In response to the catastrophic earthquake in Japan earlier this year, and the ongoing tragedy at the Fukushima Daiichi Nuclear Plant, both Japan and Germany have put forth bold strategies to make solar and wind main contributors to their energy supplies. Germany, already the world’s solar energy leader, has committed to shutting down all of its nuclear plants (25% of its power mix) by 2022.
To replace nuclear, Germany is pursuing an even more aggressive renewable energy program. In addition to installing more renewable capacity, the program will include “smart grid” investments that will make intermittent energy generation technologies more predictable, reliable and dispatchable.
Nuclear, while an impressive technology, has severe shortcomings. Plants take years to site and build, and are prohibitively expensive to safeguard adequately. In addition, there is still no solution for long-term spent fuel storage. Instead, the spent fuel remains in pools at the hundred odd plants around the United States. Then there is the scale problem: because the plants are so large, it is challenging to make up the supply if one goes down, and it takes a decade or so to build a new one.
Yesterday, a rare 5.8 magnitude earthquake hit Virginia and was felt all along the eastern seaboard. A major nuclear plant was shut down and the back-up generators were turned on to keep the nuclear fuel cooling system operational. At this time everything looks okay, but the Nuclear Regulatory Commission is overseeing a post-event analysis of a number of east coast plants.

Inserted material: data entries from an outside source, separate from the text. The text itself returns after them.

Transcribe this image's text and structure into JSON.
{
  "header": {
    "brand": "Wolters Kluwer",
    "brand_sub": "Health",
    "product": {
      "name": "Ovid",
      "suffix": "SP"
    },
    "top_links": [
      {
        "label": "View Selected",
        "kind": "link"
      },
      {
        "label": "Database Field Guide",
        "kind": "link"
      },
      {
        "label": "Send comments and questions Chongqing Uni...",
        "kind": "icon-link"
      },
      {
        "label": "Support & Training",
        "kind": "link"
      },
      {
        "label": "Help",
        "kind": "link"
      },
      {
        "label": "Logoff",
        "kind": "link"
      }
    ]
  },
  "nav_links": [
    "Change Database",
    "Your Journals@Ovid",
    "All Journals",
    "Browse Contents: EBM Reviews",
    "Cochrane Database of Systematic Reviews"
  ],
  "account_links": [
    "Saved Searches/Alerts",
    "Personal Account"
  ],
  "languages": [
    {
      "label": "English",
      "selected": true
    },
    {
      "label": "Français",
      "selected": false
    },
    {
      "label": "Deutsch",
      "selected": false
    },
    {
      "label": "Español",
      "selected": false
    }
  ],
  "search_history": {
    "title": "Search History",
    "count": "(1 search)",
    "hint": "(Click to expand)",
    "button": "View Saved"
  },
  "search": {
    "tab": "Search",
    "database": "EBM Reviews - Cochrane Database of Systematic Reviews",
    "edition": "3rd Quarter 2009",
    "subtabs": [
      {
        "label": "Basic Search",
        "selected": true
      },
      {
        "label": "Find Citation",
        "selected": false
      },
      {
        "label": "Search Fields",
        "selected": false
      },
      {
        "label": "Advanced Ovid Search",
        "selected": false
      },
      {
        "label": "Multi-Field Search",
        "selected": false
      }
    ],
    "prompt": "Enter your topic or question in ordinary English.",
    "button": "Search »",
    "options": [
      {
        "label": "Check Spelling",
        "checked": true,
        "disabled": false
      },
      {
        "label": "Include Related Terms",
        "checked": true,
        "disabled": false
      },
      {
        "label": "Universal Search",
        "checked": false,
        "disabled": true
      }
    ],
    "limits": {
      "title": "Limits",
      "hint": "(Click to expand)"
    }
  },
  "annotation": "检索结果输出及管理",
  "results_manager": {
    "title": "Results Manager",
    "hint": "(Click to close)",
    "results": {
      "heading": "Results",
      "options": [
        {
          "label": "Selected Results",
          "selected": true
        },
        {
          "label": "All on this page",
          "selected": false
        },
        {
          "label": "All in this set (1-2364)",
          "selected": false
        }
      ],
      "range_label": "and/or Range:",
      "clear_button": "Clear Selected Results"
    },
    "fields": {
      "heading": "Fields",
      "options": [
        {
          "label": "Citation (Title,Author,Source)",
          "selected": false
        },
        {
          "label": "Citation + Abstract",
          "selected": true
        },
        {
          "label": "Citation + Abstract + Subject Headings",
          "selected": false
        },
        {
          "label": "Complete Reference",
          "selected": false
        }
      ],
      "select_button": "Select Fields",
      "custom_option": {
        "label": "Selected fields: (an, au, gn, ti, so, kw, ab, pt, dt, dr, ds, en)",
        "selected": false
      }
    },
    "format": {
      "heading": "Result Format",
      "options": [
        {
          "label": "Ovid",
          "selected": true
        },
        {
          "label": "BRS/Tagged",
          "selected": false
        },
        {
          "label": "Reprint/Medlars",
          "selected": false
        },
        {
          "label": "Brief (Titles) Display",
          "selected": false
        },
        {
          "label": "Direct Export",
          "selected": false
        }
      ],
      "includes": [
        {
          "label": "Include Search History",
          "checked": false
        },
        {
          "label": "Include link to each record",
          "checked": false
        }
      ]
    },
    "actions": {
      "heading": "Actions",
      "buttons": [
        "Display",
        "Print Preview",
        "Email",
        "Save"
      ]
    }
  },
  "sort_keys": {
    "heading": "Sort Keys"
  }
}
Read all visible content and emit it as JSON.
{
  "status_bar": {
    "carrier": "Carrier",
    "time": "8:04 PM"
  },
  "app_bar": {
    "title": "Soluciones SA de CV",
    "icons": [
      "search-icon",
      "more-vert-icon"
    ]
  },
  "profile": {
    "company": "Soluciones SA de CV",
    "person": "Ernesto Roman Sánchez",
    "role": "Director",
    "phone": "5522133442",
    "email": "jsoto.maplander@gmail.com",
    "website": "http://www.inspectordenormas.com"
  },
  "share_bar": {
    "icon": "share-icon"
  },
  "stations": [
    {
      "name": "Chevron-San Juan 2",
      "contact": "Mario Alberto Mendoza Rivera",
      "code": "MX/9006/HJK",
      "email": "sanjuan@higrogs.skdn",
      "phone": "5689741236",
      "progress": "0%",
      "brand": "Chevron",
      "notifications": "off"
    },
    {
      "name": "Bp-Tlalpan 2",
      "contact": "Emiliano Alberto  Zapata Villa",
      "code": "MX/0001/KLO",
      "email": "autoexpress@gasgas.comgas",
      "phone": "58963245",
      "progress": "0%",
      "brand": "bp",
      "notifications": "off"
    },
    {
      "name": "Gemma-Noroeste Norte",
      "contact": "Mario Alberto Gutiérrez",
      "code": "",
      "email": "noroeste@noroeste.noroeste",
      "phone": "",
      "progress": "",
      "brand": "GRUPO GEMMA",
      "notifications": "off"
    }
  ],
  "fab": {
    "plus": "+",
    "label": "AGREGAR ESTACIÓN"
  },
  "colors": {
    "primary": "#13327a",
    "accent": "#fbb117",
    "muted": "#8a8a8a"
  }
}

We recommend reading “Brittle Power” and “Small is Profitable” by Amory Lovins, the highly regarded scientist at the Rocky Mountain Institute, for deeper insight into the shortcomings of the large, centralized power infrastructure that defines the current paradigm. One theme that Mr. Lovins emphasizes is that we should look to biology when considering how to optimize systems. He states that:
“An important lesson from the biological metaphor is that ecosystems disperse their control into a myriad local and systemic feedback loops rather than a rigidly centralized hierarchical control. The human body does much the same: breathing, heartbeats, digestion, etc. are routinely controlled by local physiological and endocrine feedback mechanisms rather than requiring constant control by the higher functions of the brain, which usually has better things to do.”